The elderly believe they have become invisible in Britain's youth-obsessed society with more than half feeling ignored, a survey revealed yesterday.
They fear being sidelined despite embracing modern technology such as surfing the web and going on Facebook and Twitter.
Pensioners claim that their opinion is never solicited, nothing on TV and radio is made for them and that they are written off by and ridiculed by society.
One grandfather even said that young people talk to the elderly ‘as if they want us to go away and die'.
The survey by the Nominet Trust, which works to increase access to the Internet, found more than half of over-65s feel ‘silenced' and ‘ignored'.
More than four in ten were unable to recall the last time someone asked their opinion.

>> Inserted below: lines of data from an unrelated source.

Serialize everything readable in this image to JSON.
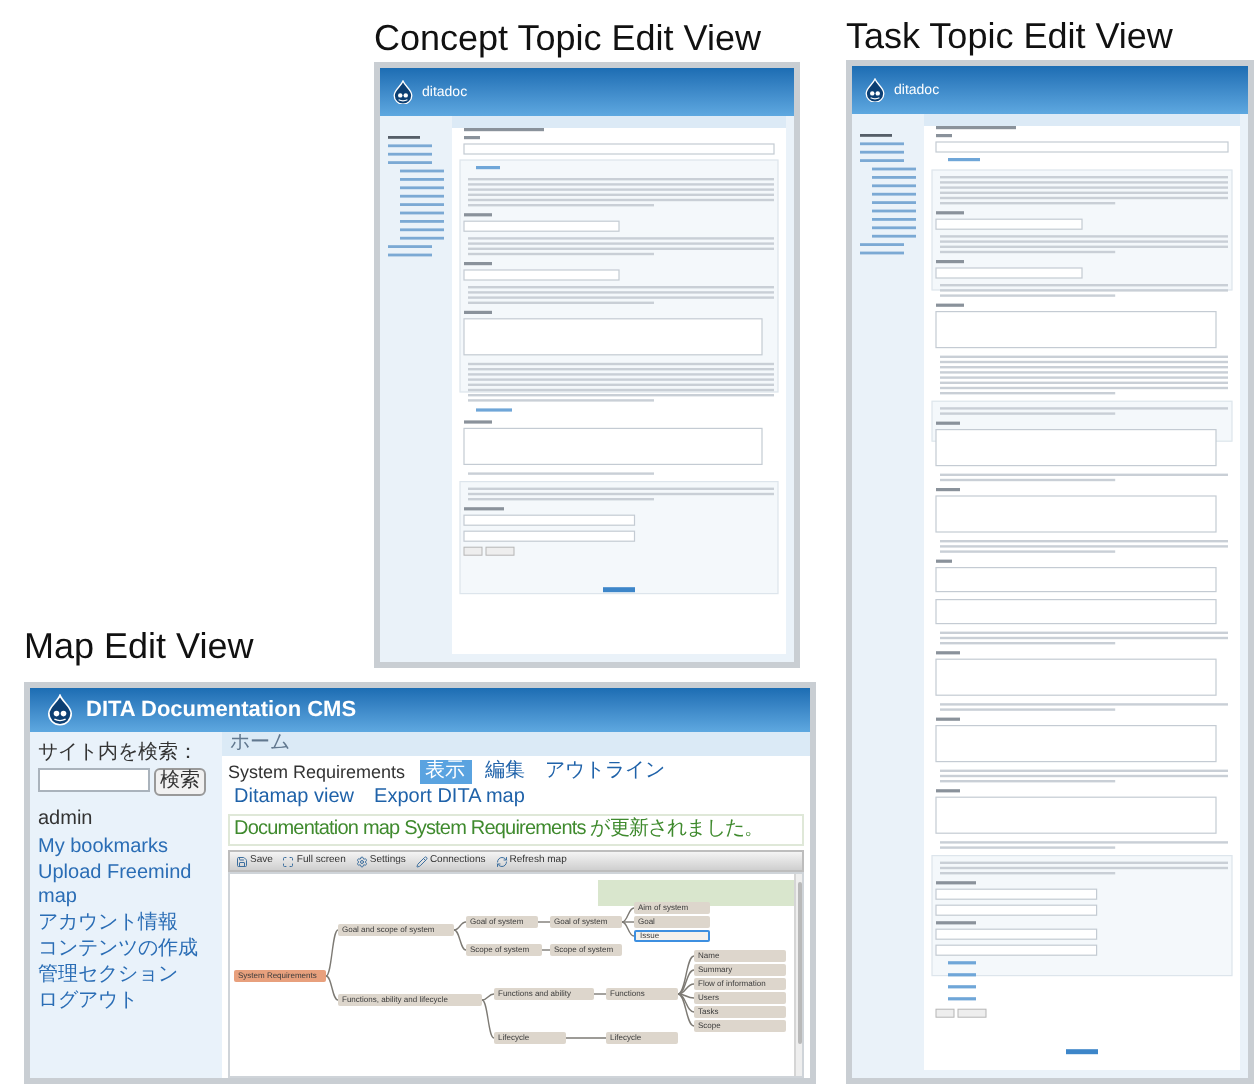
{
  "concept_view": {
    "caption": "Concept Topic Edit View",
    "site_name": "ditadoc"
  },
  "task_view": {
    "caption": "Task Topic Edit View",
    "site_name": "ditadoc"
  },
  "map_view": {
    "caption": "Map Edit View",
    "site_name": "DITA Documentation CMS",
    "breadcrumb": "ホーム",
    "search": {
      "label": "サイト内を検索：",
      "button": "検索"
    },
    "user": "admin",
    "menu": [
      "My bookmarks",
      "Upload Freemind map",
      "アカウント情報",
      "コンテンツの作成",
      "管理セクション",
      "ログアウト"
    ],
    "title": "System Requirements",
    "tabs": [
      {
        "label": "表示",
        "selected": true
      },
      {
        "label": "編集",
        "selected": false
      },
      {
        "label": "アウトライン",
        "selected": false
      },
      {
        "label": "Ditamap view",
        "selected": false
      },
      {
        "label": "Export DITA map",
        "selected": false
      }
    ],
    "message": "Documentation map System Requirements が更新されました。",
    "toolbar": [
      "Save",
      "Full screen",
      "Settings",
      "Connections",
      "Refresh map"
    ],
    "mindmap": {
      "label": "System Requirements",
      "selected": false,
      "children": [
        {
          "label": "Goal and scope of system",
          "selected": false,
          "children": [
            {
              "label": "Goal of system",
              "selected": false,
              "children": [
                {
                  "label": "Goal of system",
                  "selected": false,
                  "children": [
                    {
                      "label": "Aim of system",
                      "selected": false
                    },
                    {
                      "label": "Goal",
                      "selected": false
                    },
                    {
                      "label": "Issue",
                      "selected": true
                    }
                  ]
                }
              ]
            },
            {
              "label": "Scope of system",
              "selected": false,
              "children": [
                {
                  "label": "Scope of system",
                  "selected": false
                }
              ]
            }
          ]
        },
        {
          "label": "Functions, ability and lifecycle",
          "selected": false,
          "children": [
            {
              "label": "Functions and ability",
              "selected": false,
              "children": [
                {
                  "label": "Functions",
                  "selected": false,
                  "children": [
                    {
                      "label": "Name",
                      "selected": false
                    },
                    {
                      "label": "Summary",
                      "selected": false
                    },
                    {
                      "label": "Flow of information",
                      "selected": false
                    },
                    {
                      "label": "Users",
                      "selected": false
                    },
                    {
                      "label": "Tasks",
                      "selected": false
                    },
                    {
                      "label": "Scope",
                      "selected": false
                    }
                  ]
                }
              ]
            },
            {
              "label": "Lifecycle",
              "selected": false,
              "children": [
                {
                  "label": "Lifecycle",
                  "selected": false
                }
              ]
            }
          ]
        }
      ]
    }
  }
}
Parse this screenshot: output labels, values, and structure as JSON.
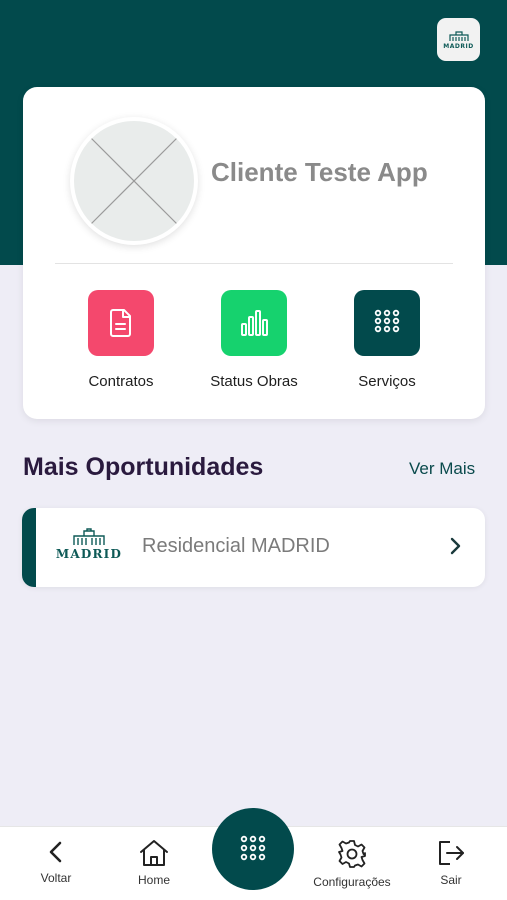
{
  "header": {
    "logo_text": "MADRID"
  },
  "profile": {
    "name": "Cliente Teste App"
  },
  "shortcuts": [
    {
      "label": "Contratos",
      "icon": "document-icon",
      "color": "#f4486d"
    },
    {
      "label": "Status Obras",
      "icon": "bar-chart-icon",
      "color": "#16d26e"
    },
    {
      "label": "Serviços",
      "icon": "grid-dots-icon",
      "color": "#024a4c"
    }
  ],
  "opportunities": {
    "title": "Mais Oportunidades",
    "see_more": "Ver Mais",
    "items": [
      {
        "logo_text": "MADRID",
        "name": "Residencial MADRID"
      }
    ]
  },
  "bottom_nav": {
    "items": [
      {
        "label": "Voltar",
        "icon": "chevron-left-icon"
      },
      {
        "label": "Home",
        "icon": "home-icon"
      },
      {
        "label": "",
        "icon": "grid-dots-icon"
      },
      {
        "label": "Configurações",
        "icon": "gear-icon"
      },
      {
        "label": "Sair",
        "icon": "logout-icon"
      }
    ]
  },
  "colors": {
    "primary": "#024a4c",
    "background": "#eeedf6",
    "contracts": "#f4486d",
    "status": "#16d26e"
  }
}
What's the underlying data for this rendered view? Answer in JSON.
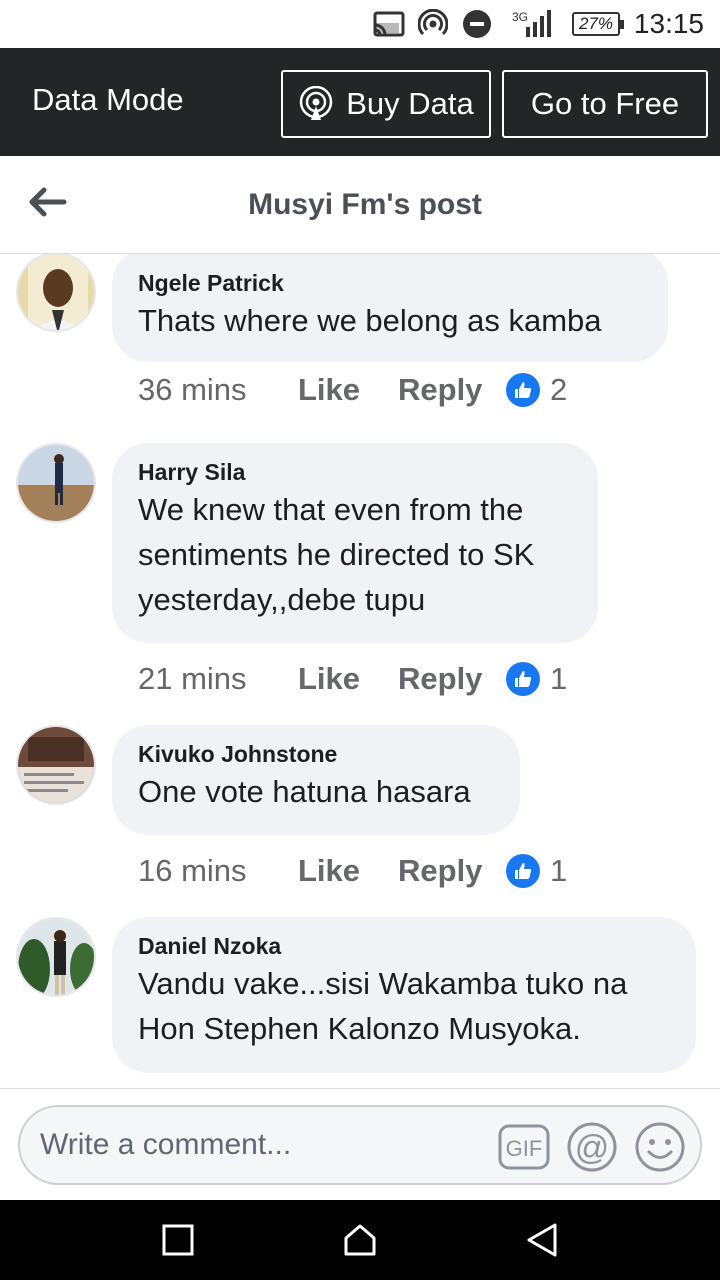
{
  "status_bar": {
    "network_label": "3G",
    "battery": "27%",
    "time": "13:15"
  },
  "data_mode": {
    "label": "Data Mode",
    "buy_data": "Buy Data",
    "go_free": "Go to Free"
  },
  "header": {
    "title": "Musyi Fm's post"
  },
  "comments": [
    {
      "author": "Ngele Patrick",
      "text": "Thats where we belong as kamba",
      "time": "36 mins",
      "like": "Like",
      "reply": "Reply",
      "reactions": "2"
    },
    {
      "author": "Harry Sila",
      "text": "We knew that even from the sentiments he directed to SK yesterday,,debe tupu",
      "time": "21 mins",
      "like": "Like",
      "reply": "Reply",
      "reactions": "1"
    },
    {
      "author": "Kivuko Johnstone",
      "text": "One vote hatuna hasara",
      "time": "16 mins",
      "like": "Like",
      "reply": "Reply",
      "reactions": "1"
    },
    {
      "author": "Daniel Nzoka",
      "text": "Vandu vake...sisi Wakamba tuko na Hon Stephen Kalonzo Musyoka.",
      "time": "",
      "like": "",
      "reply": "",
      "reactions": ""
    }
  ],
  "composer": {
    "placeholder": "Write a comment...",
    "gif_label": "GIF",
    "mention_label": "@"
  },
  "colors": {
    "data_bar": "#242526",
    "bubble": "#f0f2f5",
    "like_blue": "#1877f2"
  },
  "icons": [
    "cast-icon",
    "hotspot-icon",
    "do-not-disturb-icon",
    "signal-icon",
    "battery-icon",
    "back-arrow-icon",
    "thumbs-up-icon",
    "emoji-icon",
    "nav-recents-icon",
    "nav-home-icon",
    "nav-back-icon"
  ]
}
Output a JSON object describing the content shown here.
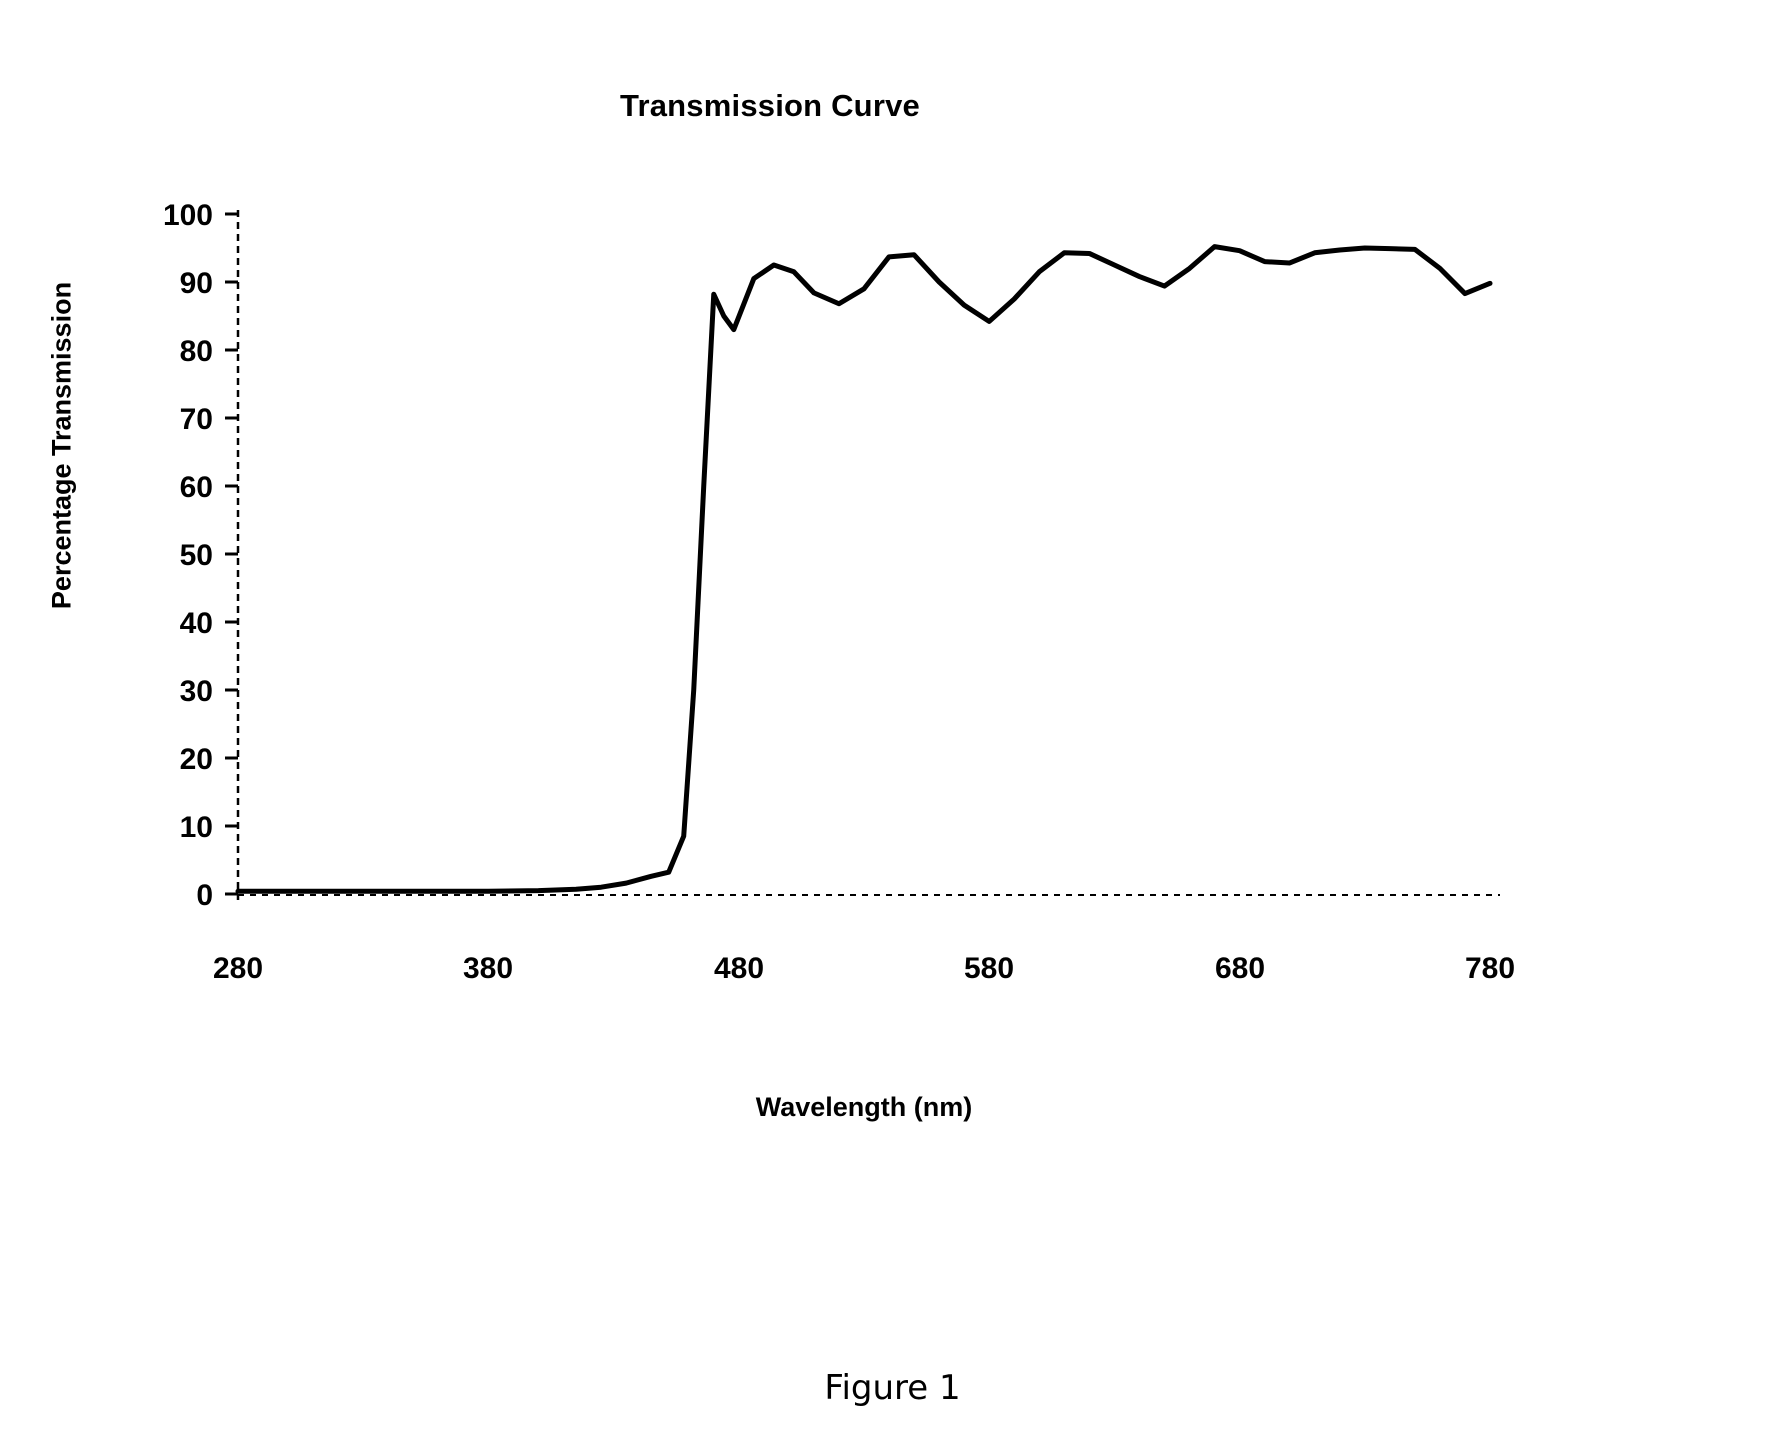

Nearly all the women questioned (92 per cent) were incensed that many celebrities such as Arlene Phillips, 67, who was axed as a Strictly Come Dancing judge find themselves sidelined after reaching a certain age.
The findings come despite Britain having an ageing population and the efforts of the older generation to stay in touch. More than two-thirds regularly browse the Internet to keep up-to-date with topical issues. In London, 91 per cent of pensioners use e-mails weekly.
Annika Small, director of the Nominet Trust, said: "It's a nation that needs a hearing aid, not our pensioners. We have a terrible attitude to old people. We need to listen more and recognise that the retired are tech-savvy with a lot to say and a significant contribution to make to our society.'
The trust, which questioned 500 over-65s for the research, runs up a blog called GreyMatters for older people.
A contributor, grandfather-of-five Alan Lodge, 64, from Roche, Cornwall, said: "People my age are treated with derision and lack of respect. Youngsters speak to us as if they want us to go away and die. I've been ridiculed and treated like an imbecile.
Too many people my age encounter this and it just forces them to retreat from society. It's wrong."
The survey follows Age UK research revealing that age is the most widely experienced form in discrimination in Europe, with Britain topping the table.
Some 64 per cent of those interviewed here view age discrimination as a serious problem while the figure is 44 per cent across Europe.
The trust's survey also asked the over-65s their views on celebrity and people in public life.
The favourites among women were Phillip Schofield, Simon Cowell and Piers Morgan. Men gave high rankings to Cheryl Cole, Holly Willoughby and Barbara Windsor.